This dolmen is on gated and locked private property, and so it is inaccessible to the public. Unfortunately there is nothing much to see anyway other than two very large stones, one of which is over two metres in length. As with all the other megaliths in the area, these two seemingly abandoned stones feature in local folklore and are thought to have been left by the fairies (fées) when they were taking stones from Saulnières to la Roche-aux-Fées.
Vitre is one of a handful of French towns that have best retained a Medieval appearance and charm. Given the well preserved castle-fort, substantial ramparts that surround the old town, and then many characterful Medieval streets within the confines of these ramparts, it is easy to see why this is the case. Obviously in a strategic location, the fortified castle and town were part of les Marches de Bretagne – a line of castles that stretched from Mont-Saint-Michel in north to Nantes in the south.
Le Petit Mont is thought to be one of the most significant chambered tombs in Brittany. Although this is for all intents and purposes a “neolithic site”, from about 6,600 years ago, it is an excellent example of how sites from one period are re-used in following periods. Artefacts recovered during excavations show that this site was also occupied during the Bronze and Iron Ages. But the most obvious evidence of re-use is the typical German bunker built into the cairn in 1943 … Read More.
Les Pierres Droites (the upright, or straight stones) comprise some 400 standing stones that only recently came to the attention of archaeologists. It was after a forest fire about 20 years ago that the significance of this alignment of menhirs, now thought to be one of the most important in France, was realised. Most of the standing stones have been hewn from local schist, but a few are white quartz that have come from some distance. The biggest menhir is 5 meters high and weighs at least 30 tons.
This spectacular tumulus, measuring 125 metres long, 60 metres wide and 10 meters high, and typical for the Carnac area, was constructed during the Neolithic period on what was already a naturally high point on the landscape. From the top of the tumulus there is an expansive view of the surrounding area. This position is clearly something the local community took advantage of in the later Medieval period, when a church was constructed above the tumulus.
Housed in an old rectory with a collection of over 7,000 artefacts from many of the megalithic sites in the area is the Musée de Préhistoire – the richest museum for megalithic culture. Various displays trace the Neolithic and Bronze Age history of the area.

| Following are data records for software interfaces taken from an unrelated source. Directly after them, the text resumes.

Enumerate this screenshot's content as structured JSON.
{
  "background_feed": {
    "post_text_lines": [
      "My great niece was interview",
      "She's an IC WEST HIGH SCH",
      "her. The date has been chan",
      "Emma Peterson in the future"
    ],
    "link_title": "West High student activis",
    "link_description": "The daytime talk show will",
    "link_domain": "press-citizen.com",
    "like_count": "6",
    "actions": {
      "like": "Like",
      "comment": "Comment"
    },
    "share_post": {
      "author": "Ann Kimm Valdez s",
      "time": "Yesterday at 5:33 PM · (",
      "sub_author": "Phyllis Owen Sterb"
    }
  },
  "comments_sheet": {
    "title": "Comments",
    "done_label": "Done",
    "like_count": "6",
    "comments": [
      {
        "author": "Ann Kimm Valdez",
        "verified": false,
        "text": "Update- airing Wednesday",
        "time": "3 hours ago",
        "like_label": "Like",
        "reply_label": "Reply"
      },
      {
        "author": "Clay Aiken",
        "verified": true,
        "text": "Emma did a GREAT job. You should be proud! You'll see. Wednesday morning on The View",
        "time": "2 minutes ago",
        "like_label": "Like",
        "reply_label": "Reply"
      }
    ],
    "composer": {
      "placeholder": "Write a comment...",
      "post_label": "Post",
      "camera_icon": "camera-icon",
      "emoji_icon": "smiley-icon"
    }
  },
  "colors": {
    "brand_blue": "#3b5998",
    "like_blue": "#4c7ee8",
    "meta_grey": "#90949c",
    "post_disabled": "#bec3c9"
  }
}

Although there are a handful of display that deal with the various aspects of everyday life, the museum understandably has a greater focus on the development and significance of funerary architecture, from the early dolmens to the later, more complex passage tombs. [Website]